§ **EXERCISE DESCRIPTION**:
Take from the listing each line that has the string "Arquivos".

§ **ENTRIES SUPPLIED**:

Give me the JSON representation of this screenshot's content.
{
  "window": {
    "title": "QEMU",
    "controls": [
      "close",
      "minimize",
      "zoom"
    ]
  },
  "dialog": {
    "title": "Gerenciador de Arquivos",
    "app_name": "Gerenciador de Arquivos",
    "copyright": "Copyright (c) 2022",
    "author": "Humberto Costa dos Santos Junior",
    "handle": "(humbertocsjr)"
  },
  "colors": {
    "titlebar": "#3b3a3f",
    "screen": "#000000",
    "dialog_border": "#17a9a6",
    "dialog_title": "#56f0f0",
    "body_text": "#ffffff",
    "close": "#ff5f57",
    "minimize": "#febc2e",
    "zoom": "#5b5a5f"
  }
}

§ **WORKED SOLUTION**:
    "title": "Gerenciador de Arquivos",
    "app_name": "Gerenciador de Arquivos",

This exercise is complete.